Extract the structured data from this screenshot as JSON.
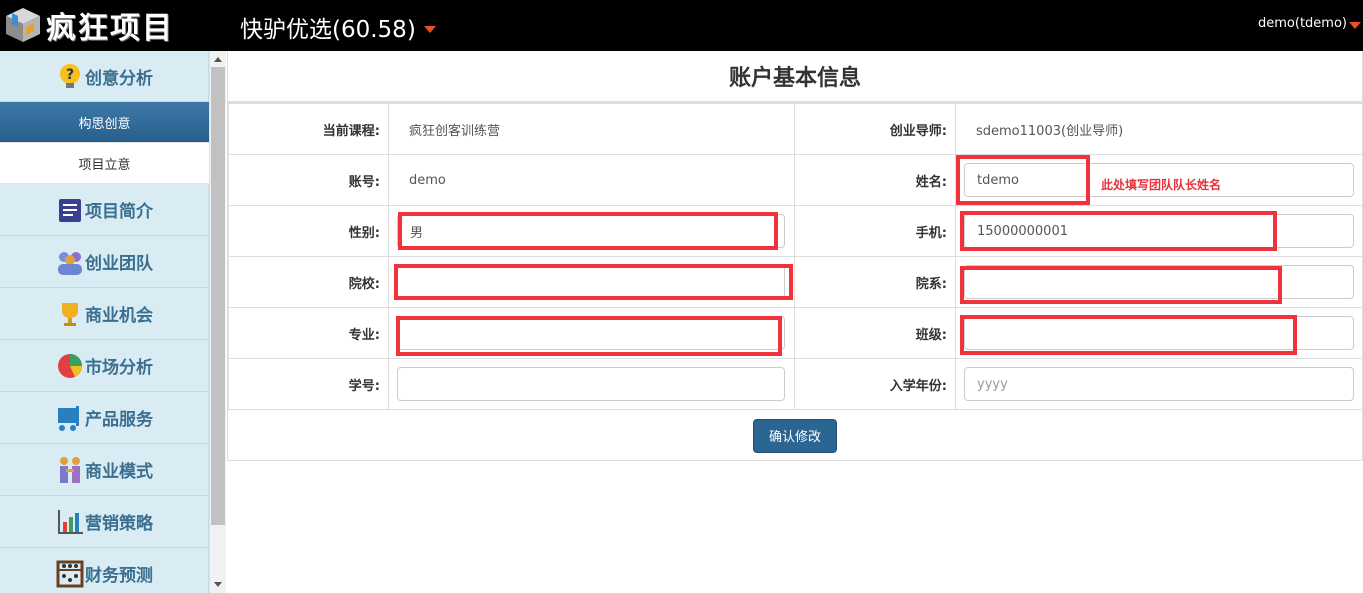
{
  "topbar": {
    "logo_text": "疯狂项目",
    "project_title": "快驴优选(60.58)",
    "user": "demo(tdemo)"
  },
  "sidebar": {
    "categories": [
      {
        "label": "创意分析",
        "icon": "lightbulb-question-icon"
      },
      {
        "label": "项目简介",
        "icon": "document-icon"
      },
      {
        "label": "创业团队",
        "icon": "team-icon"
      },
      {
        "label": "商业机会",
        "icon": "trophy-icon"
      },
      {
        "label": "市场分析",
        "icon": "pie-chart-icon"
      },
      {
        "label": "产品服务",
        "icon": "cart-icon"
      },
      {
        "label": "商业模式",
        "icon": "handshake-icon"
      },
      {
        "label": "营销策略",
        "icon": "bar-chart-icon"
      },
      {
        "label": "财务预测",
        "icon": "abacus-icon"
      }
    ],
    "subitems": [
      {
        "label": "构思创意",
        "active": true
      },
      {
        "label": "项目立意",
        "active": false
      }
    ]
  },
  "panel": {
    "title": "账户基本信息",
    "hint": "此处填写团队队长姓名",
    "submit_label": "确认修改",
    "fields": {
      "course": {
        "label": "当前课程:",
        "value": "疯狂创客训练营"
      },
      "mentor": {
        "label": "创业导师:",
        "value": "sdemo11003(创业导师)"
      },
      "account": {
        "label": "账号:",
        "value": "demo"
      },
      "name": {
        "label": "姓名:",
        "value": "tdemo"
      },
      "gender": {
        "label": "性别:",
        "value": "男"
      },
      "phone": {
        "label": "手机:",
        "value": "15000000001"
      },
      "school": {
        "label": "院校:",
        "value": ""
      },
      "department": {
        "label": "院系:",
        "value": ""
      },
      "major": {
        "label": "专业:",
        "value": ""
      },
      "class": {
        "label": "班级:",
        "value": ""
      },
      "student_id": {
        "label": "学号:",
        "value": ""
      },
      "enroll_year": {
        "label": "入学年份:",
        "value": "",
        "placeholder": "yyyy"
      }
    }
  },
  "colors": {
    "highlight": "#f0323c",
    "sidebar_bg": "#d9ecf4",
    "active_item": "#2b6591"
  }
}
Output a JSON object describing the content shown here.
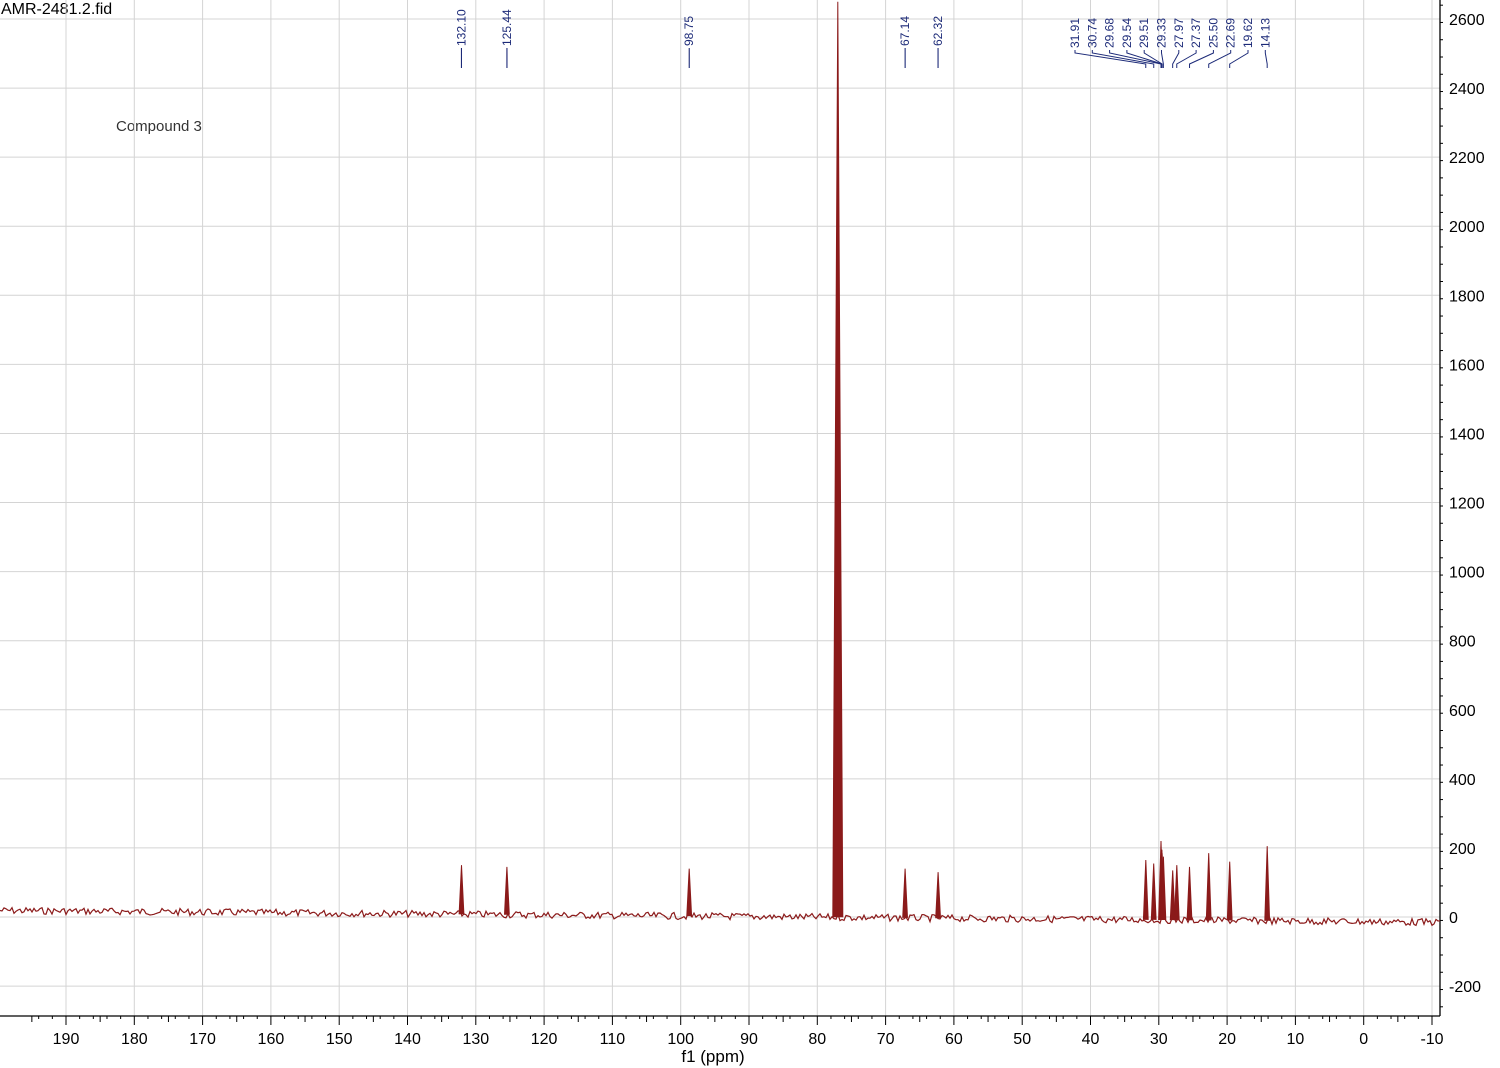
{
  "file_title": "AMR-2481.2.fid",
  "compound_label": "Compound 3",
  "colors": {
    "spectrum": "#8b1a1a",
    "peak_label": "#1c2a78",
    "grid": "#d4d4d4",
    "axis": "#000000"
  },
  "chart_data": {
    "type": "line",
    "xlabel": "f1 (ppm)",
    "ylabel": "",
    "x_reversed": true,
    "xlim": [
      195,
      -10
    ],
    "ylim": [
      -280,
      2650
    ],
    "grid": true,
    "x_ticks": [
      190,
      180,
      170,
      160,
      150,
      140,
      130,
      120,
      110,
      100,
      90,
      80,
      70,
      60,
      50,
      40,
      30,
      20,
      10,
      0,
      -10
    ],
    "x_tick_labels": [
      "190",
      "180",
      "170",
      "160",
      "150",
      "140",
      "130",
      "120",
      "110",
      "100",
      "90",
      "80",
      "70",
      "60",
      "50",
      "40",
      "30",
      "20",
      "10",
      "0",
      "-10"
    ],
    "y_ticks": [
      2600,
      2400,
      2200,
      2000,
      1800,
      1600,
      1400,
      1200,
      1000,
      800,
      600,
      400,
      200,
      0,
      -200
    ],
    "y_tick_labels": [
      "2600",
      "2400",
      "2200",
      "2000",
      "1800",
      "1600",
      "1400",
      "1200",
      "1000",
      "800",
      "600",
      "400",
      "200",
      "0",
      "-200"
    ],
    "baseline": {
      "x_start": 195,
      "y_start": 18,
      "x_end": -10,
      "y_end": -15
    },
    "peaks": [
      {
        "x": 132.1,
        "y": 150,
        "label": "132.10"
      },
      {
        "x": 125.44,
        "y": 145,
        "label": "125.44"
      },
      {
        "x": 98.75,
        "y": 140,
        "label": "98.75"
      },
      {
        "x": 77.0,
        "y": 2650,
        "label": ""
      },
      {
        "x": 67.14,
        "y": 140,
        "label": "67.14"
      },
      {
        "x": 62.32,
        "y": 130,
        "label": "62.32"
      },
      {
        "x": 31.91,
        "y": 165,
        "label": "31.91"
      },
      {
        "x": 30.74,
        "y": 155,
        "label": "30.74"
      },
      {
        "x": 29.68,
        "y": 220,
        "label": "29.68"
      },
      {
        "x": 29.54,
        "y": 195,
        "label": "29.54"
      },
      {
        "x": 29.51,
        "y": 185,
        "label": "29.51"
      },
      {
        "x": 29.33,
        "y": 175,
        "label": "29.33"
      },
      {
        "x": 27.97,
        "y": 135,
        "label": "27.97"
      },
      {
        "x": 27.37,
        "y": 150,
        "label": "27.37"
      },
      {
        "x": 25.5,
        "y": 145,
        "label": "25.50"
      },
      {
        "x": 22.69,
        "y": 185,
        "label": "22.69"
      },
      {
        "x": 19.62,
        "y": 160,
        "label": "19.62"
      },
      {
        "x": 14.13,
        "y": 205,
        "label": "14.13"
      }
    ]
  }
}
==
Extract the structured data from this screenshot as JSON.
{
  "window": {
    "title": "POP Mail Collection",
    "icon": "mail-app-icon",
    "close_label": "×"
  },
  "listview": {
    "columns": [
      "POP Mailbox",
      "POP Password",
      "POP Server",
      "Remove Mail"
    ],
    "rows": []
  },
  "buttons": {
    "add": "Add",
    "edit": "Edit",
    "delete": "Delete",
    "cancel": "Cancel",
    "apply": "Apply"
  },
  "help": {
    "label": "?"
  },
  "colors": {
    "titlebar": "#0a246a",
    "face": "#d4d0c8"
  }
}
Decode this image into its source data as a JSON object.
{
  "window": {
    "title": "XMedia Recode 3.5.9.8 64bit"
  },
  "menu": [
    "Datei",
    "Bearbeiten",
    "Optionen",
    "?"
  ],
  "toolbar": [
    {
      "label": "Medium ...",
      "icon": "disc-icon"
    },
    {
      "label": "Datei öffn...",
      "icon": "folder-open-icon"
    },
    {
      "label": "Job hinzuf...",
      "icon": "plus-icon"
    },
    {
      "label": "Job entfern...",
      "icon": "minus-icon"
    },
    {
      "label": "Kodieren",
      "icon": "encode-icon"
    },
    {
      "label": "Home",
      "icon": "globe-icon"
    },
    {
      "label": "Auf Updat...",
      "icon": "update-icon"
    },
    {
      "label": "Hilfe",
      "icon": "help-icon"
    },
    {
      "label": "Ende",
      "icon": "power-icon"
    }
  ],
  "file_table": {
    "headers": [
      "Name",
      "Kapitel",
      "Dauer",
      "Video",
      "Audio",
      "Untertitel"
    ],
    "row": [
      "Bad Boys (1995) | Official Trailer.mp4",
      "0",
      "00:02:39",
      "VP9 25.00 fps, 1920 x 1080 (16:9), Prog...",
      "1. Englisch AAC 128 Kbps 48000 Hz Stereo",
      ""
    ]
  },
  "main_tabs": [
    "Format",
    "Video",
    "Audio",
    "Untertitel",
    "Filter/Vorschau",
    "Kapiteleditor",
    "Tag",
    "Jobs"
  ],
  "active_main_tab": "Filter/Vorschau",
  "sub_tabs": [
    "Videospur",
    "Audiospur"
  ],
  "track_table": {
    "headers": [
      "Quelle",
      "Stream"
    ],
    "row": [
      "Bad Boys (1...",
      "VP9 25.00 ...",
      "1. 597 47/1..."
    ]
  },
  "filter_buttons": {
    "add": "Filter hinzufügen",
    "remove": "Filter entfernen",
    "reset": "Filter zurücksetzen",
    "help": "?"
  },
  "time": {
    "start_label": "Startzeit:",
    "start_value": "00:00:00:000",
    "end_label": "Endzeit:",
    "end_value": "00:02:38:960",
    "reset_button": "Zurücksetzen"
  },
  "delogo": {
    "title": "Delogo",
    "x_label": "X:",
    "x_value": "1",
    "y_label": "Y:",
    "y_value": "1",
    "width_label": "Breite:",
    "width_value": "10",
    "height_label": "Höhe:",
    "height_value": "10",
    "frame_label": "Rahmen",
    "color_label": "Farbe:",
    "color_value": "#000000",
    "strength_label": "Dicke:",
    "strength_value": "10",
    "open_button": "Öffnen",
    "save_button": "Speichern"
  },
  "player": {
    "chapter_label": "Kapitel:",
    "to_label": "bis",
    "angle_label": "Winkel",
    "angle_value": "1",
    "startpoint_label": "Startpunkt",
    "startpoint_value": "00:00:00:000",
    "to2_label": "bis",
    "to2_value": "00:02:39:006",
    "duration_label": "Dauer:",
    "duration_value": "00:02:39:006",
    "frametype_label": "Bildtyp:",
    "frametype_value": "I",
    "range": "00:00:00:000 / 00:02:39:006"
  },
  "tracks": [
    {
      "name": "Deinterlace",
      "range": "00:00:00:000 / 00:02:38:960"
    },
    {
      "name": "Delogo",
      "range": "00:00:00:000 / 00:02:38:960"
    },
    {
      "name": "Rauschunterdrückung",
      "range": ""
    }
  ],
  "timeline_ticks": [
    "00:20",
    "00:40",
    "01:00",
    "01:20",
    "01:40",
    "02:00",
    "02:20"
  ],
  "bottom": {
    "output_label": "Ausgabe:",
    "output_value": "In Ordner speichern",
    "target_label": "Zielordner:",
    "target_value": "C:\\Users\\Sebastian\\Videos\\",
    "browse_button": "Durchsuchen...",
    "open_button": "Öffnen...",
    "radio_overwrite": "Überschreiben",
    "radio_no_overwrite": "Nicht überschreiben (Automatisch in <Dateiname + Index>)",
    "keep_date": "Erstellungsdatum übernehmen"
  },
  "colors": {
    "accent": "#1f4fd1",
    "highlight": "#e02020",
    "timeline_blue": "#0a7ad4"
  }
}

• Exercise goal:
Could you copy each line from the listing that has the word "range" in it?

• Written answer:
    "range": "00:00:00:000 / 00:02:39:006"
      "range": "00:00:00:000 / 00:02:38:960"
      "range": "00:00:00:000 / 00:02:38:960"
      "range": ""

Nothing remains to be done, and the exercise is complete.